Today I caught a post on Paul Dix’s blog that made reference to my item on 11 Clients You Need to Fire Right Now. It’s always nice when a smart guy like Paul mentions something I wrote (thanks, Paul!), but even better was his account of firing himself from a project before it even happened! It sounds like Paul is working close to capacity, and turned down what looked to be a perfectly fine project for fear of not being able to devote the appropriate time to it. In Paul’s own words:
Like many programmers I often get into the position of overextending myself. Not this time. This time I decided not to over-promise. This time I decided to be realistic. This time I realized that I have enough on my plate. This time I realized that taking on another project may cause me to shortchange all of them.
Make no mistake – that is professional-level thinking. And that is the kind of thinking that will gain our profession the respect that it often lacks from clients and employers.
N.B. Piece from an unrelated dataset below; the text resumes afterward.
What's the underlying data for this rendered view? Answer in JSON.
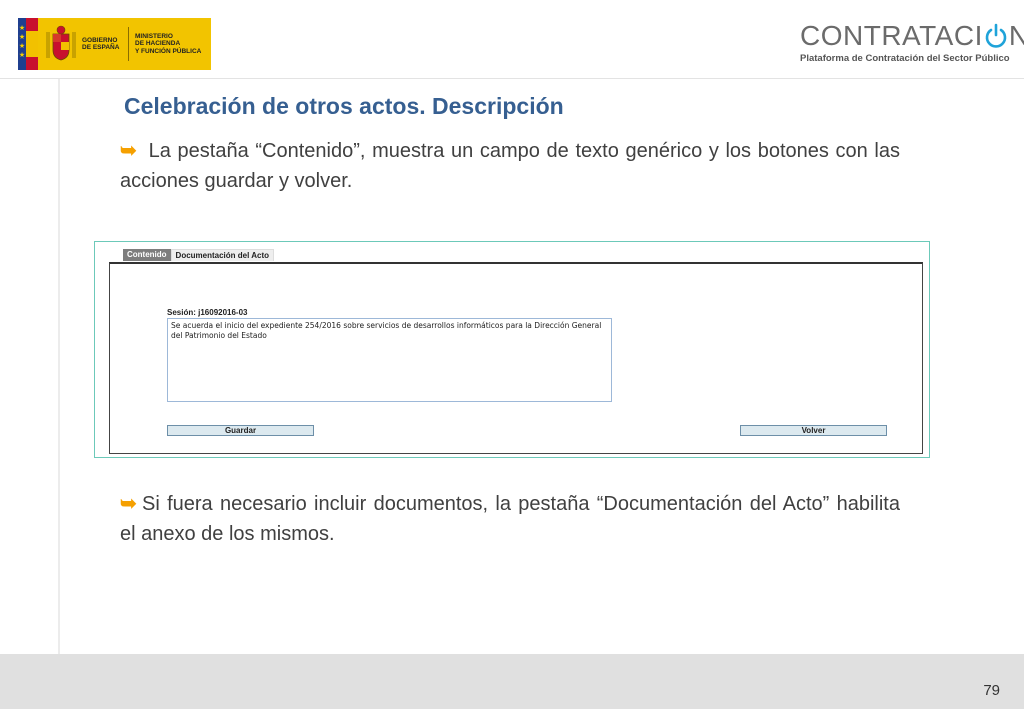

I’m pleased to hear that not only is a fellow developer wise enough to avoid a no-win situation with regard to being over capacity, he is also doing well enough to be able to turn down work. I may preach about best practices when it comes to managing some projects and cutting others loose, but I haven’t forgotten that turning down or terminating a project is much more difficult when you’re down to your last $50 and have no groceries in the kitchen.
Good show, Paul!
Has anyone else recently avoided or terminated a no-win project? Let’s hear your stories!